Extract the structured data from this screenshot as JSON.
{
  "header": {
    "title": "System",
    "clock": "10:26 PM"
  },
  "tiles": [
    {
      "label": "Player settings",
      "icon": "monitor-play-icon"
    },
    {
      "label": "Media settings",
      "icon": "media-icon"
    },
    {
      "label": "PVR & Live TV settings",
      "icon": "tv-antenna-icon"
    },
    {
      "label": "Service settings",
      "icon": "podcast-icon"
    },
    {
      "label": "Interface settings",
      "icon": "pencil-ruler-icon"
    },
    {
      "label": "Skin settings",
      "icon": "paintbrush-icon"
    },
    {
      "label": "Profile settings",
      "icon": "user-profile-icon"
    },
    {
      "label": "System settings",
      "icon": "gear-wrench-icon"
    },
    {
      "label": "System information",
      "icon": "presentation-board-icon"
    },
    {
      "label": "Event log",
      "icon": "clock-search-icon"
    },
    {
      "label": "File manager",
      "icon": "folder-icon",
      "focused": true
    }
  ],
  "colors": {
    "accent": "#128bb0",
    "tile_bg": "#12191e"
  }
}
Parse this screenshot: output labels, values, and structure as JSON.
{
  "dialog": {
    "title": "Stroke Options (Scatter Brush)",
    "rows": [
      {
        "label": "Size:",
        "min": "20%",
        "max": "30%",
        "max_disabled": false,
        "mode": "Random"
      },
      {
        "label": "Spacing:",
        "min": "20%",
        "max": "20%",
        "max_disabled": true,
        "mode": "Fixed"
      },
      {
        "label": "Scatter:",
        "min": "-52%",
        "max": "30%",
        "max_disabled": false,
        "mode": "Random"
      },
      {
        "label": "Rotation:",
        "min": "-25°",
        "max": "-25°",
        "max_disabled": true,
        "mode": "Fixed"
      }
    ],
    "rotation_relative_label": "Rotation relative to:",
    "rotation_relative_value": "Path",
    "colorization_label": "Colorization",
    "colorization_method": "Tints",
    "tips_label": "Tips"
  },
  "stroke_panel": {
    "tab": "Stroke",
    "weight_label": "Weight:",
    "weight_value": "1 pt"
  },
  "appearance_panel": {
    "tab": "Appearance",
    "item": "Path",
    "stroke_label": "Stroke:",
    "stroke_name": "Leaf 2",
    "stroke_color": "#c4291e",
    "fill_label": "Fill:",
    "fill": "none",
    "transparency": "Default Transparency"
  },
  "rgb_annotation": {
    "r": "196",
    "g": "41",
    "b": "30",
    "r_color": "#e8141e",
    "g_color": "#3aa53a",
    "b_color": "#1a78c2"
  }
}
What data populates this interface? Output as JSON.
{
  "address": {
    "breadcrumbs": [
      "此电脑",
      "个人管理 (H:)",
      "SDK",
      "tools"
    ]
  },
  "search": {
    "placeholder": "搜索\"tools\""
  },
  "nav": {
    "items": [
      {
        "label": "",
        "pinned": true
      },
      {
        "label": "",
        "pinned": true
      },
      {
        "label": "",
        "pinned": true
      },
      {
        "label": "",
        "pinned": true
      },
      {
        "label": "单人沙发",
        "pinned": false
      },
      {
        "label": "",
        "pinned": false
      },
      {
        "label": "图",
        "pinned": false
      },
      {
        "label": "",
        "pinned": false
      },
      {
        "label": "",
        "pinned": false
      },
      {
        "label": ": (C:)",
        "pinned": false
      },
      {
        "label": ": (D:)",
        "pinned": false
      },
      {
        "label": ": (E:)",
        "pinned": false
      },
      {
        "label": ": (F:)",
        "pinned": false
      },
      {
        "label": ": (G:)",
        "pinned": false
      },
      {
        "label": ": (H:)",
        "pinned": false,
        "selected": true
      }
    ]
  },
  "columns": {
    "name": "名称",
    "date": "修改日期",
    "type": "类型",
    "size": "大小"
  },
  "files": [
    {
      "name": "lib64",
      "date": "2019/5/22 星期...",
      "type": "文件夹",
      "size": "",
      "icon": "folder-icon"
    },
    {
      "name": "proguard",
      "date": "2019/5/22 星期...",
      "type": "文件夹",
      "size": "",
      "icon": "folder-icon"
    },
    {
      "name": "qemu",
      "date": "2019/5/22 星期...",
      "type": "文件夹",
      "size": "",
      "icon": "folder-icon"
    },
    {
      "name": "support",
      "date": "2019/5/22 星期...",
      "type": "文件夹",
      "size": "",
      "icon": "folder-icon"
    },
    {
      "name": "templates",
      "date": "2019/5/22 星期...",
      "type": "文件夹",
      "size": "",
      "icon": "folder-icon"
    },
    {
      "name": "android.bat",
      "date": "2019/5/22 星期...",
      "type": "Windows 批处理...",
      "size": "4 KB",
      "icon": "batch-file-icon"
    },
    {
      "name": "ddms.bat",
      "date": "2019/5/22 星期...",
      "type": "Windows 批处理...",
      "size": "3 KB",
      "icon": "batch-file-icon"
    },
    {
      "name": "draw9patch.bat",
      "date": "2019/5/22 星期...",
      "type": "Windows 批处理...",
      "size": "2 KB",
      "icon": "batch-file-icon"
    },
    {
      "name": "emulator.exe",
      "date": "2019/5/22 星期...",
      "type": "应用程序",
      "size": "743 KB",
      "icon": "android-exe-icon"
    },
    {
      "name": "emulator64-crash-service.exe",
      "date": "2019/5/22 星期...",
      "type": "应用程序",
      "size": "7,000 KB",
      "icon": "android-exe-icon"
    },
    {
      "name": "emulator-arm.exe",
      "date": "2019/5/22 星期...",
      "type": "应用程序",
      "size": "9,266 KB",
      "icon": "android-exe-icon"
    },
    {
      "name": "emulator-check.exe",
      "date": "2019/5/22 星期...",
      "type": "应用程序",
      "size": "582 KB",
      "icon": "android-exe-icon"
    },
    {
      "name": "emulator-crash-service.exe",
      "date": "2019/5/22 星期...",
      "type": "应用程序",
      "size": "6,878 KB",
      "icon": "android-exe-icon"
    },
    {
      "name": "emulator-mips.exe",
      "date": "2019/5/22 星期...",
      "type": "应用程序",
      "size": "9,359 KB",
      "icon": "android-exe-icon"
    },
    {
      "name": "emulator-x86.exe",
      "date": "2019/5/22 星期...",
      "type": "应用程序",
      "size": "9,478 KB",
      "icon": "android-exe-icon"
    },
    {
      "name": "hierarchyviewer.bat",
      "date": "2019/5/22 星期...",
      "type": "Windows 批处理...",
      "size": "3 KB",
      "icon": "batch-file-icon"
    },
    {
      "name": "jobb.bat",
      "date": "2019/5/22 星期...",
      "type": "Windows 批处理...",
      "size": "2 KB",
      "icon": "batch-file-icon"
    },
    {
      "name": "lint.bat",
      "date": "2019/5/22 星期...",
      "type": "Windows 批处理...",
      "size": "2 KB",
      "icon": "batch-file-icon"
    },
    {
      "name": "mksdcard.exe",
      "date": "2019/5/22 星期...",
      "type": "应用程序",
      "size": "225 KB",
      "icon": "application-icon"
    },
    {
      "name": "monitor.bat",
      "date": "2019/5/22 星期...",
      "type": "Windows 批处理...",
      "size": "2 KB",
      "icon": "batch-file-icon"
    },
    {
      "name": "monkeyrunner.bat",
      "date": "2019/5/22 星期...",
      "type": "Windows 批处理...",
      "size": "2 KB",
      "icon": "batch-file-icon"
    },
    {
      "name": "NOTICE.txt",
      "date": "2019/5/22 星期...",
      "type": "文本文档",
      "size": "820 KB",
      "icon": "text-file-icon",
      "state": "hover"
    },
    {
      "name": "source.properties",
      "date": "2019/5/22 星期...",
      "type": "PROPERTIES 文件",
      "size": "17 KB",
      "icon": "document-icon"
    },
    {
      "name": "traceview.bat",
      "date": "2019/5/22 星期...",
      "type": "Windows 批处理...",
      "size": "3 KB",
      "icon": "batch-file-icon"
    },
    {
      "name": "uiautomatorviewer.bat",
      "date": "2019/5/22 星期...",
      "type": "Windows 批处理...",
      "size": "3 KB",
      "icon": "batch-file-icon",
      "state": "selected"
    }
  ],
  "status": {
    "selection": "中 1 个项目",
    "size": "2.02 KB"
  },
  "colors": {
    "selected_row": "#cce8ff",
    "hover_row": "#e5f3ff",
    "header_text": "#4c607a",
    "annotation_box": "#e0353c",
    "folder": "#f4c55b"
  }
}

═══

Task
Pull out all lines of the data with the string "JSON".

Exercise output
Extract the structured data from this screenshot as JSON.
Parse this screenshot: output labels, values, and structure as JSON.
What data populates this interface? Output as JSON.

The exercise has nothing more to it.